Hepatitis A

Colorado Hepatitis A Outbreak Report

Starting in November 2018, El Paso County Public Health has been working with the Colorado Department of Public Health and Environment (CDPHE) to investigate an outbreak of hepatitis A with cases in El Paso, Pueblo and Fremont counties.

Although the source of the outbreak has not yet been determined, the majority of cases in El Paso County have several common factors including homelessness and the use of street drugs. Other high risk factors for hepatitis A infection include living with someone who has hepatitis A and traveling to countries that have higher rates of hepatitis A.

In response to the hepatitis A outbreak, El Paso County Public Health is:

  • Conducting an extensive investigation to identify close contacts of the cases. Public Health is proactively providing hepatitis A vaccine to those identified contacts at no cost to the individuals.

  • Offering free hepatitis A vaccines through mobile outreach teams and locations serving individuals who are at high risk for being infected with the disease including homeless shelters, hospital emergency departments, criminal justice centers and substance use treatment facilities

  • Providing health education and guidance to retail food establishments for food handlers

Please contact us at (719) 578-3199 if you have any questions or concerns.

What is hepatitis A?

Hepatitis A virus is a liver infection that can be prevented with a safe, effective vaccine. It is highly contagious and can cause liver disease lasting a few weeks to a serious illness lasting months.

How is hepatitis A spread?

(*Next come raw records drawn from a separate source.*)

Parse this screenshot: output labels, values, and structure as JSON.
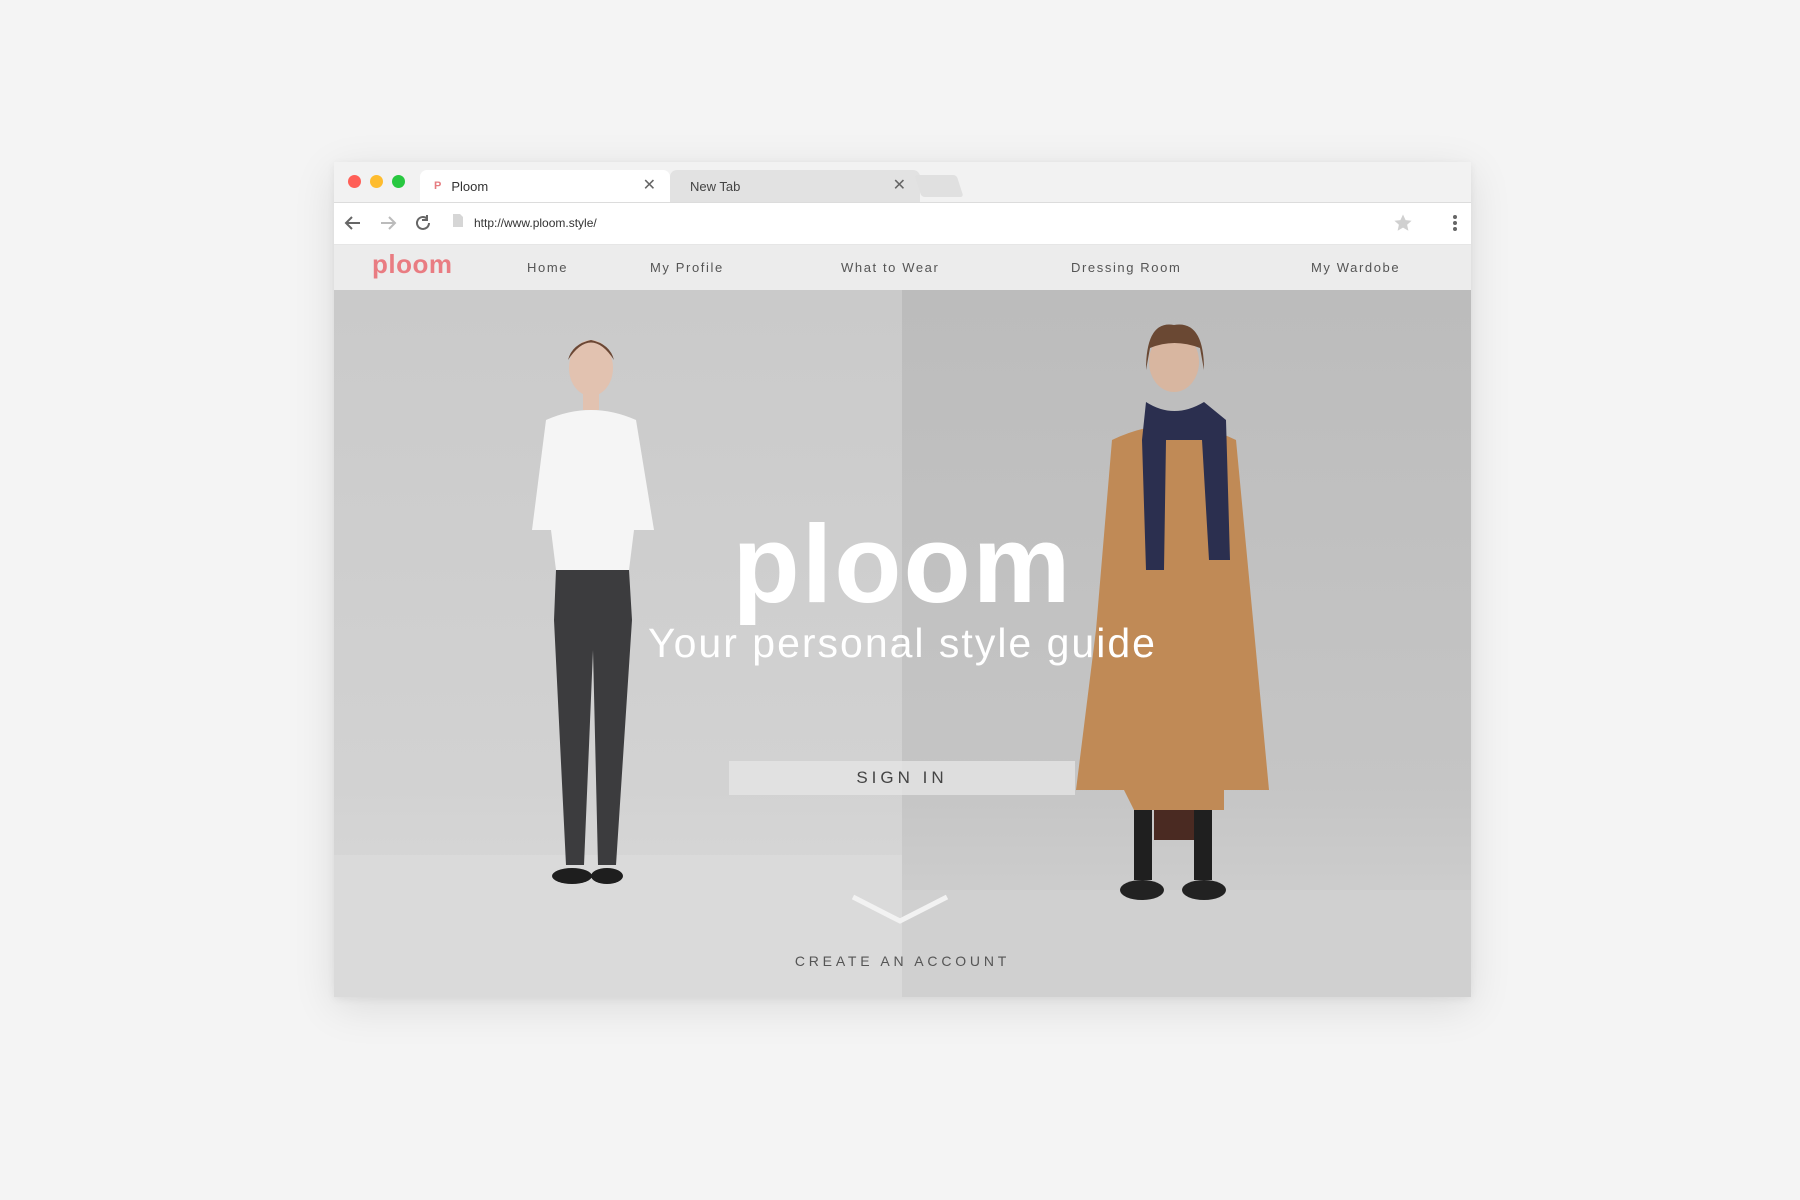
{
  "browser": {
    "tabs": [
      {
        "title": "Ploom",
        "favicon": "P"
      },
      {
        "title": "New Tab"
      }
    ],
    "url": "http://www.ploom.style/"
  },
  "site": {
    "logo": "ploom",
    "nav": [
      "Home",
      "My Profile",
      "What to Wear",
      "Dressing Room",
      "My Wardobe"
    ],
    "hero": {
      "brand": "ploom",
      "tagline": "Your personal style guide",
      "signin_label": "SIGN IN",
      "create_label": "CREATE AN ACCOUNT"
    }
  },
  "colors": {
    "brand": "#e97c82",
    "traffic_red": "#ff5f57",
    "traffic_yellow": "#febc2e",
    "traffic_green": "#28c840",
    "coat": "#c08a56",
    "scarf": "#2b2f4f"
  },
  "icons": [
    "back-arrow-icon",
    "forward-arrow-icon",
    "reload-icon",
    "page-icon",
    "star-icon",
    "menu-dots-icon",
    "close-icon",
    "chevron-down-icon"
  ]
}
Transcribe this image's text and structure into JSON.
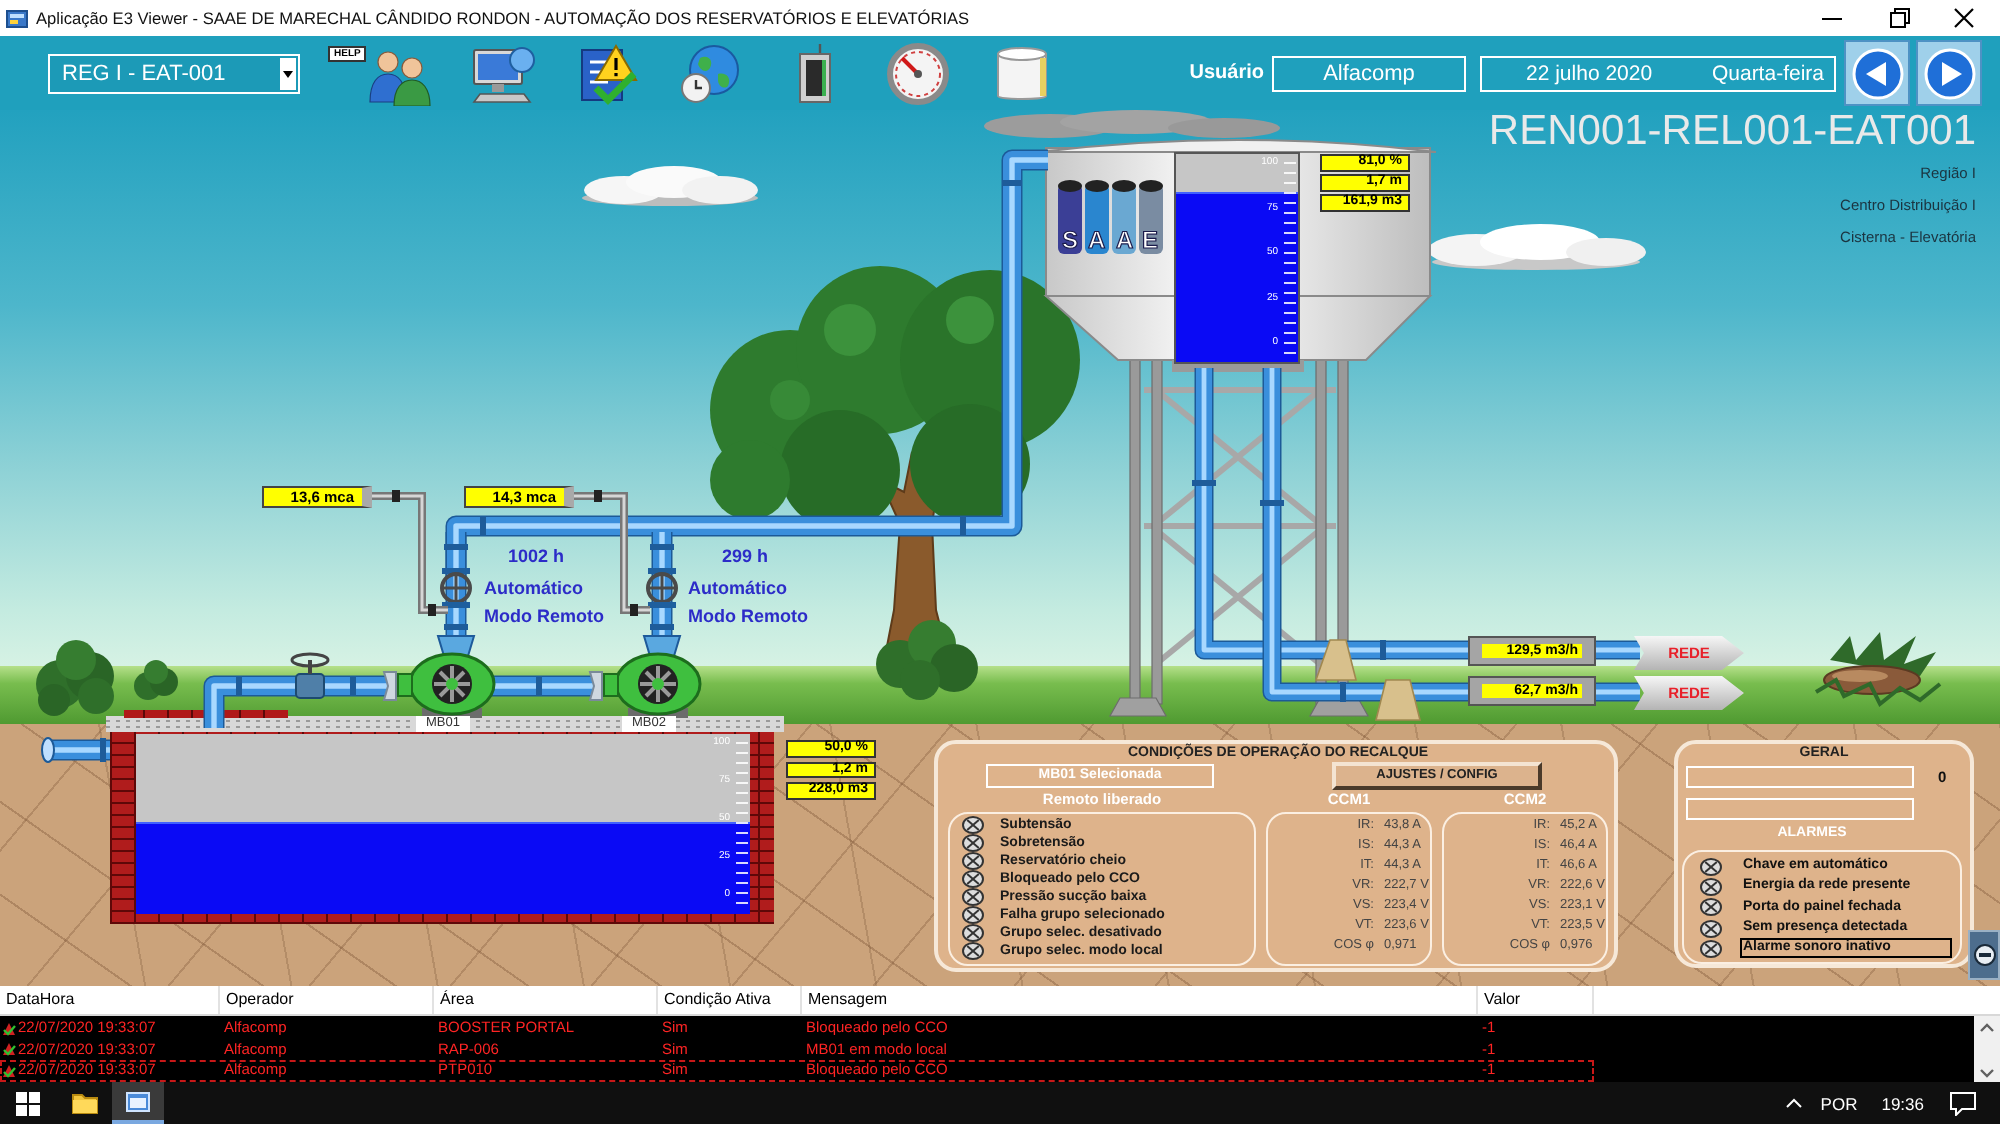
{
  "window": {
    "title": "Aplicação E3 Viewer - SAAE DE MARECHAL CÂNDIDO RONDON - AUTOMAÇÃO DOS RESERVATÓRIOS E ELEVATÓRIAS"
  },
  "toolbar": {
    "station": "REG I - EAT-001",
    "help_tag": "HELP",
    "user_label": "Usuário",
    "user": "Alfacomp",
    "date": "22 julho 2020",
    "weekday": "Quarta-feira"
  },
  "header": {
    "code": "REN001-REL001-EAT001",
    "lines": [
      "Região I",
      "Centro Distribuição I",
      "Cisterna - Elevatória"
    ]
  },
  "elevated_tank": {
    "logo_letters": [
      "S",
      "A",
      "A",
      "E"
    ],
    "level": 0.81,
    "scale": [
      "100",
      "75",
      "50",
      "25",
      "0"
    ],
    "readouts": [
      "81,0 %",
      "1,7 m",
      "161,9 m3"
    ]
  },
  "pumps": [
    {
      "label": "MB01",
      "pressure": "13,6 mca",
      "hours": "1002 h",
      "mode": "Automático",
      "control": "Modo Remoto"
    },
    {
      "label": "MB02",
      "pressure": "14,3 mca",
      "hours": "299 h",
      "mode": "Automático",
      "control": "Modo Remoto"
    }
  ],
  "outlets": [
    {
      "flow": "129,5 m3/h",
      "destination": "REDE"
    },
    {
      "flow": "62,7 m3/h",
      "destination": "REDE"
    }
  ],
  "cistern": {
    "level": 0.5,
    "scale": [
      "100",
      "75",
      "50",
      "25",
      "0"
    ],
    "readouts": [
      "50,0 %",
      "1,2 m",
      "228,0 m3"
    ]
  },
  "operation_panel": {
    "title": "CONDIÇÕES DE OPERAÇÃO DO RECALQUE",
    "selected_pump": "MB01 Selecionada",
    "settings_button": "AJUSTES / CONFIG",
    "status_label": "Remoto liberado",
    "conditions": [
      {
        "label": "Subtensão",
        "active": false
      },
      {
        "label": "Sobretensão",
        "active": false
      },
      {
        "label": "Reservatório cheio",
        "active": false
      },
      {
        "label": "Bloqueado pelo CCO",
        "active": false
      },
      {
        "label": "Pressão sucção baixa",
        "active": false
      },
      {
        "label": "Falha grupo selecionado",
        "active": false
      },
      {
        "label": "Grupo selec. desativado",
        "active": false
      },
      {
        "label": "Grupo selec. modo local",
        "active": false
      }
    ],
    "ccms": [
      {
        "title": "CCM1",
        "readings": [
          {
            "label": "IR:",
            "value": "43,8 A"
          },
          {
            "label": "IS:",
            "value": "44,3 A"
          },
          {
            "label": "IT:",
            "value": "44,3 A"
          },
          {
            "label": "VR:",
            "value": "222,7 V"
          },
          {
            "label": "VS:",
            "value": "223,4 V"
          },
          {
            "label": "VT:",
            "value": "223,6 V"
          },
          {
            "label": "COS φ",
            "value": "0,971"
          }
        ]
      },
      {
        "title": "CCM2",
        "readings": [
          {
            "label": "IR:",
            "value": "45,2 A"
          },
          {
            "label": "IS:",
            "value": "46,4 A"
          },
          {
            "label": "IT:",
            "value": "46,6 A"
          },
          {
            "label": "VR:",
            "value": "222,6 V"
          },
          {
            "label": "VS:",
            "value": "223,1 V"
          },
          {
            "label": "VT:",
            "value": "223,5 V"
          },
          {
            "label": "COS φ",
            "value": "0,976"
          }
        ]
      }
    ]
  },
  "general_panel": {
    "title": "GERAL",
    "counter": "0",
    "alarms_title": "ALARMES",
    "alarms": [
      {
        "label": "Chave em automático",
        "active": false,
        "selected": false
      },
      {
        "label": "Energia da rede presente",
        "active": false,
        "selected": false
      },
      {
        "label": "Porta do painel fechada",
        "active": false,
        "selected": false
      },
      {
        "label": "Sem presença detectada",
        "active": false,
        "selected": false
      },
      {
        "label": "Alarme sonoro inativo",
        "active": false,
        "selected": true
      }
    ]
  },
  "event_table": {
    "columns": [
      "DataHora",
      "Operador",
      "Área",
      "Condição Ativa",
      "Mensagem",
      "Valor"
    ],
    "rows": [
      {
        "cells": [
          "22/07/2020 19:33:07",
          "Alfacomp",
          "BOOSTER PORTAL",
          "Sim",
          "Bloqueado pelo CCO",
          "-1"
        ],
        "selected": false
      },
      {
        "cells": [
          "22/07/2020 19:33:07",
          "Alfacomp",
          "RAP-006",
          "Sim",
          "MB01 em modo local",
          "-1"
        ],
        "selected": false
      },
      {
        "cells": [
          "22/07/2020 19:33:07",
          "Alfacomp",
          "PTP010",
          "Sim",
          "Bloqueado pelo CCO",
          "-1"
        ],
        "selected": true
      }
    ]
  },
  "taskbar": {
    "language": "POR",
    "time": "19:36"
  }
}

Hepatitis A usually spreads when a person puts something in his or her mouth (body part, object, food, or drink) that is contaminated with the feces (poop) of an infected person. It also spreads through close personal contact with an infected person such as through sex, caring for someone who is ill or living with someone who has hepatitis A.

Who is most at risk for getting hepatitis A?

Anyone can get hepatitis A, however, these groups are at the highest risk and are encouraged to get a hepatitis A vaccination:

  • People who are transient or experiencing homelessness
  • People who use injection and non-injection street drugs
  • Men who have sexual contact with men
  • People who live with or have sex with someone who has hepatitis A
  • People with chronic liver diseases, such as cirrhosis, hepatitis B or hepatitis C
  • People who are traveling to countries that have higher rates of hepatitis A
  • Family members or caregivers of a recent adoptee from countries where hepatitis A is common

What are the symptoms of hepatitis A?

Not all people infected with hepatitis A will experience illness. If symptoms develop, they can range from moderate to severe and may include:

  • fever
  • loss of appetite
  • tiredness
  • muscle aches
  • nausea
  • occasional diarrhea
  • upper right abdominal pain
  • dark urine (like cola or strong tea)
  • light colored stools
  • jaundice (a yellow color to the skin or whites of the eyes)

Is hepatitis A treatable?

People experiencing the symptoms associated with hepatitis A should see their medical provider. Most people who get hepatitis A recover completely and don’t have lasting liver damage. Treatment includes rest, fluids, and good nutrition. Severe cases may need to be hospitalized.

How can hepatitis A be prevented?

  • Get vaccinated against hepatitis A.
  • Wash hands after using the restroom and before eating or preparing meals for yourself or others
  • Use your own towels, toothbrushes, and eating utensils
  • Do not have sex with someone who has hepatitis A
  • Do not share food, drinks, drugs, or smokes with other people
  • If you think you may have hepatitis A, see your medical provider
  • If you have hepatitis A, please cooperate with your local public health to help protect others